87. The Government submitted that even if there was a breach of the procedural obligation it would not be appropriate to apply the same scale as in cases of procedural breaches in the immediate aftermath of death. They considered a finding of a violation should be held in itself to constitute just satisfaction. Alternatively, any award should be modest.
88. The Court has found that the national authorities failed in their obligation to provide a properly independent investigative response in the initial stages following the allegations made by John Weir concerning the death of the applicant’s husband. In the circumstances, it considers that the applicant sustained some non-pecuniary damage which is not sufficiently compensated by the finding of a violation of the Convention. Making an assessment on an equitable basis, the Court awards the sum of EUR 5,000.

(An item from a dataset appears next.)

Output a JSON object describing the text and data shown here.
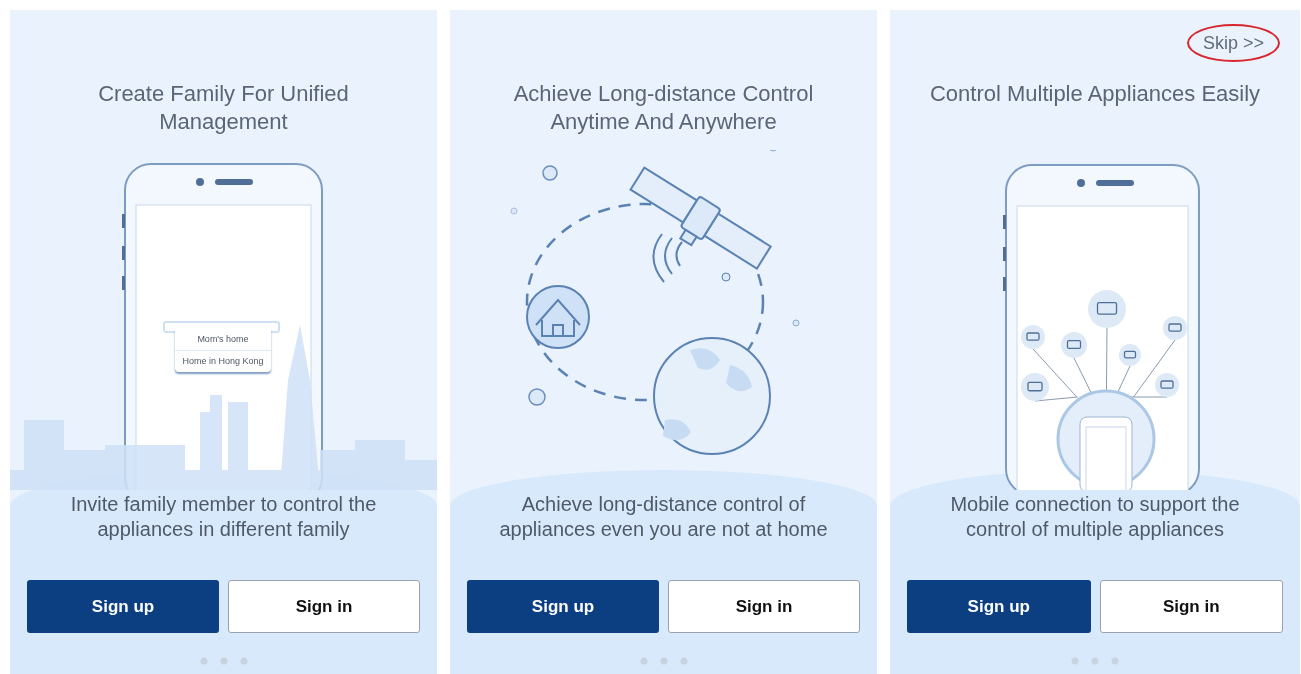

B. Costs and expenses
89. The applicant claimed, for legal fees and expenses, 29,239.71 pounds sterling (GBP) for her solicitors’ bill and GBP 29,375 for counsel’s fees, both sums being inclusive of value-added tax (VAT). The latter was a global figure which covered work in this case and the four associated cases.
90. The Government submitted that the overall solicitors’ charging rate (with an uplift of 50% for care and conduct) was excessive, and half the amount was appropriate. The overall hours claimed were also excessive given that similar issues arose in the four other cases considered at the same time; 200 hours for counsel was remarked upon. They proposed no more than GBP 20,000 for solicitors’ costs and GBP 15,000 for counsel in total for all four cases together.
91. The Court recalls that only legal costs and expenses found to have been actually and necessarily incurred and which are reasonable as to quantum are recoverable under Article 41 of the Convention (see, among other authorities, Nikolova v. Bulgaria [GC], no. 31195/96, 25 March 1999, § 79, and Smith and Grady v. the United Kingdom (just satisfaction), nos. 33985/96 and 33986/96, § 28, ECHR 2000-IX).
92. Having regard to the complexity of the case and the procedure adopted, the Court awards the applicant EUR 29,000 for solicitors’ costs and EUR 22,000 for counsel’s fees, which figures are inclusive of VAT.
C. Default interest
93. The Court considers it appropriate that the default interest should be based on the marginal lending rate of the European Central Bank, to which should be added three percentage points.
FOR THESE REASONS, THE COURT UNANIMOUSLY
1. Holds that there has been a violation of Article 2 of the Convention due to the lack of independence of the RUC during the initial stages of the investigation begun in 1999;
2. Holds that it is not necessary to examine separately the applicant’s complaint under Article 13 of the Convention;
(a) that the respondent State is to pay the applicant, within three months from the date on which the judgment becomes final in accordance with Article 44 § 2 of the Convention the following amounts, to be converted into pounds sterling at the rate applicable at the date of settlement;
(i) in respect of non-pecuniary damage, EUR 5,000 (five thousand euros);
(ii) in respect of costs and expenses, EUR 51,000 (fifty one thousand euros);
(b) that from the expiry of the above-mentioned three months until settlement simple interest shall be payable on the above amounts at a rate equal to the marginal lending rate of the European Central Bank during the default period plus three percentage points;
4. Dismisses the remainder of the applicant’s claim for just satisfaction.
Done in English, and notified in writing on 27 November 2007, pursuant to Rule 77 §§ 2 and 3 of the Rules of Court.
T.L. Early Josep Casadevall
BRECKNELL v. THE UNITED KINGDOM JUDGMENT
BRECKNELL v. THE UNITED KINGDOM JUDGMENT